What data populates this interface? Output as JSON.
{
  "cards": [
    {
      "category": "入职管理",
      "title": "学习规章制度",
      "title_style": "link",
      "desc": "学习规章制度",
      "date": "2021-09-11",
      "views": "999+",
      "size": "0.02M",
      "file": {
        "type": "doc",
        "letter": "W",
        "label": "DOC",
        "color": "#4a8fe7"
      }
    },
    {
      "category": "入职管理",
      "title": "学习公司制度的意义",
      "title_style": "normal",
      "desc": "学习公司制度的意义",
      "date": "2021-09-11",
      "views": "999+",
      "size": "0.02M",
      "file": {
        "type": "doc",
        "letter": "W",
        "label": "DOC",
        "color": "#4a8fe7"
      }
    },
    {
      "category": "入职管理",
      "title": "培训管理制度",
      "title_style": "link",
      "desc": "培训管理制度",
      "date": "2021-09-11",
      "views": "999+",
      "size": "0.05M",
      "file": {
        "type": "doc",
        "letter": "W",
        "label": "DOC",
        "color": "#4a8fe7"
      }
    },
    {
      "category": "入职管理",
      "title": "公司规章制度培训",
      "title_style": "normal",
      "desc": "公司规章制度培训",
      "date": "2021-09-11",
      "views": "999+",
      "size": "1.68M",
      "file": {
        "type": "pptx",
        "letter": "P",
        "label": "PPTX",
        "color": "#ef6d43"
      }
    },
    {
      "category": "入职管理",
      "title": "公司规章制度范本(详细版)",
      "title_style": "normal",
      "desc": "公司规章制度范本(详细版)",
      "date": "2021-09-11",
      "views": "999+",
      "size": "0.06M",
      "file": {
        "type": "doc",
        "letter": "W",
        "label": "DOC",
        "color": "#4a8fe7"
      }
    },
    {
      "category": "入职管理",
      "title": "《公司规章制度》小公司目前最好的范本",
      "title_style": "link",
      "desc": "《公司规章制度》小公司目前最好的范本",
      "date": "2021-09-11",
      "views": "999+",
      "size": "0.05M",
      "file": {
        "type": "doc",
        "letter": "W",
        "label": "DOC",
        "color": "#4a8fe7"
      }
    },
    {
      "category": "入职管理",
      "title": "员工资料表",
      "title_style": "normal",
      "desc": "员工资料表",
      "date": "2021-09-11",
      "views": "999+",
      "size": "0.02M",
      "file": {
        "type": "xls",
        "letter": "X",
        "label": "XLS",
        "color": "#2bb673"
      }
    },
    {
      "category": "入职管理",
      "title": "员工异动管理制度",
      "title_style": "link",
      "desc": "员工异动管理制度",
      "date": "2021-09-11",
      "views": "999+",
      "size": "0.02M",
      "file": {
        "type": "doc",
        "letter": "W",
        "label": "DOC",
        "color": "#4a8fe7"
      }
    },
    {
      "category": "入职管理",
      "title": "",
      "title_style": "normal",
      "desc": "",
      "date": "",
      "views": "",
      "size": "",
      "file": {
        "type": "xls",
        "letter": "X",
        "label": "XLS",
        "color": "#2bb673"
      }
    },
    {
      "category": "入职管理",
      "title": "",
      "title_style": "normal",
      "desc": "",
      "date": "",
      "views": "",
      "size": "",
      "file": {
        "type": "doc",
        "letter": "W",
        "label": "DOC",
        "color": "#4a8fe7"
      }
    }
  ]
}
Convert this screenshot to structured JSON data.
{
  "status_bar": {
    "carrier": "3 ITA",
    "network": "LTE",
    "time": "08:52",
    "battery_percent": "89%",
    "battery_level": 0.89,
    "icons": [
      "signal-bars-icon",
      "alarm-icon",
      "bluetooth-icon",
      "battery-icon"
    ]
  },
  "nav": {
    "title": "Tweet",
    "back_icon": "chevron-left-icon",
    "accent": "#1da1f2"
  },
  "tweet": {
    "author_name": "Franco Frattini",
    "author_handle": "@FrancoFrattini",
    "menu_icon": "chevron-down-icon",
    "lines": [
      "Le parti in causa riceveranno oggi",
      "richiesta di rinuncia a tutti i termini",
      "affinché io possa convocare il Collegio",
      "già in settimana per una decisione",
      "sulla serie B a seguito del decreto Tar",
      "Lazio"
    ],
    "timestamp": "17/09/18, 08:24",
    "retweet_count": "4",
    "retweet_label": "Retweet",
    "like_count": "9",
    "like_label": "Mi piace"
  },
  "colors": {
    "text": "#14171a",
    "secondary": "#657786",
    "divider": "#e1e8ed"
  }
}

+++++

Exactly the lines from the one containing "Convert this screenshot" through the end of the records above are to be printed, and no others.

Convert this screenshot to structured JSON data.
{
  "status_bar": {
    "carrier": "3 ITA",
    "network": "LTE",
    "time": "08:52",
    "battery_percent": "89%",
    "battery_level": 0.89,
    "icons": [
      "signal-bars-icon",
      "alarm-icon",
      "bluetooth-icon",
      "battery-icon"
    ]
  },
  "nav": {
    "title": "Tweet",
    "back_icon": "chevron-left-icon",
    "accent": "#1da1f2"
  },
  "tweet": {
    "author_name": "Franco Frattini",
    "author_handle": "@FrancoFrattini",
    "menu_icon": "chevron-down-icon",
    "lines": [
      "Le parti in causa riceveranno oggi",
      "richiesta di rinuncia a tutti i termini",
      "affinché io possa convocare il Collegio",
      "già in settimana per una decisione",
      "sulla serie B a seguito del decreto Tar",
      "Lazio"
    ],
    "timestamp": "17/09/18, 08:24",
    "retweet_count": "4",
    "retweet_label": "Retweet",
    "like_count": "9",
    "like_label": "Mi piace"
  },
  "colors": {
    "text": "#14171a",
    "secondary": "#657786",
    "divider": "#e1e8ed"
  }
}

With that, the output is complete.